This news release is available in Japanese.
By studying how water striders jump on water, Je-Sung Koh and colleagues have created a robot that can successfully launch itself from the surface of water. As the team watched the water strider jump on water surfaces using high-speed cameras, they noticed that the long legs accelerate gradually, so that the water surface doesn't retreat too quickly and lose contact with the legs. Using a theoretical model of a flexible cylinder floating on liquid, the authors found that the maximum force of the water striders' legs is always just below the maximum force that water surface tension can withstand. To recreate this controlled acceleration in their robot, the researchers used a torque reversal catapult (TRC) mechanism that generates a small initial torque and gradually increases - but that never exceeds the surface tension force of water. As well, the high-speed cameras reveal that the water strider sweeps its legs inward in order to maximize the time the legs can push against the surface of the water, thus maximizing the overall force; this additional concept was also applied to the robots to help them achieve lift off. With sufficiently light weight, long limbs, and the proper physical mechanisms, these robots effectively mimic their inspirational counterparts in nature. This paper is accompanied by an explanatory video that includes footage of the robots jumping, as well as a Perspective by Dominic Vella.

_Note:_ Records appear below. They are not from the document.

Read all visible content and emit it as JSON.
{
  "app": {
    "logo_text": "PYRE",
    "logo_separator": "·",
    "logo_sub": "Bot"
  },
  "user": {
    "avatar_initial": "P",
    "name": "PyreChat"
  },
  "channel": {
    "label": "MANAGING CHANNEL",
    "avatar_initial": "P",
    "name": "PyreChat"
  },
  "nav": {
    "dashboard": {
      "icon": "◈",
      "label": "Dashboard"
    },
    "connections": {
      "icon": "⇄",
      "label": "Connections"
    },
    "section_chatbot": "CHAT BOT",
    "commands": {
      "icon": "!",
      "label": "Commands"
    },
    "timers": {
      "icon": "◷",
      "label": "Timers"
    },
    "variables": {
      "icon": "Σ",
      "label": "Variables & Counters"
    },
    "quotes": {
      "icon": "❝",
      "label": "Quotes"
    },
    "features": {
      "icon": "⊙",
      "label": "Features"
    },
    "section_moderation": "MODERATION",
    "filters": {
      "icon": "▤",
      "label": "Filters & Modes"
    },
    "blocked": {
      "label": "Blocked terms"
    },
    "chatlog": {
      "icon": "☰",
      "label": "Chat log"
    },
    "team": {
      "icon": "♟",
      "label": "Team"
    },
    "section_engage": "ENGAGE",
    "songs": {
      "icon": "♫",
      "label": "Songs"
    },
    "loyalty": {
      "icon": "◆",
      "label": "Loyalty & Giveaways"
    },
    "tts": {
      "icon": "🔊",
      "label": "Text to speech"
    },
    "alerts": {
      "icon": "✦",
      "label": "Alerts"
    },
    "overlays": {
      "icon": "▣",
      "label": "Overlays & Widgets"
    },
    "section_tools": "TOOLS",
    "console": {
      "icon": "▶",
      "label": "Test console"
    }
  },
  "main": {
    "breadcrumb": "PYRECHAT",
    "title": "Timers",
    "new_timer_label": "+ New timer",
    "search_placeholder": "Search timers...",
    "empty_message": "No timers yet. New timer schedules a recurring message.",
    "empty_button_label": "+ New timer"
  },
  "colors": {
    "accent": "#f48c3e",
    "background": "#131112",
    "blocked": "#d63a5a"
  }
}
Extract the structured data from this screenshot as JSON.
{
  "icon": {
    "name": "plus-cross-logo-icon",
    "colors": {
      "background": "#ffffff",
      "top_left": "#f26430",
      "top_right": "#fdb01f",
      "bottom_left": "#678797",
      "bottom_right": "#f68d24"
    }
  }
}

Article #21: "Jumping on water: Surface tension-dominated jumping of water striders and robotic insects," by J.-S. Koh; E. Yang; G.-P. Jung; S.-P. Jung; J.H. Son; S.-I. Lee; P.G. Jablonski; H.-Y. Kim; K.-J. Cho at Seoul National University in Seoul, Korea; J.-S. Koh; R.J. Wood at Wyss Institute for Biologically Inspired Engineering in Cambridge, MA; J.-S. Koh; R.J. Wood at Harvard University in Cambridge, MA; P.G. Jablonski at Polish Academy of Sciences in Warsaw, Poland.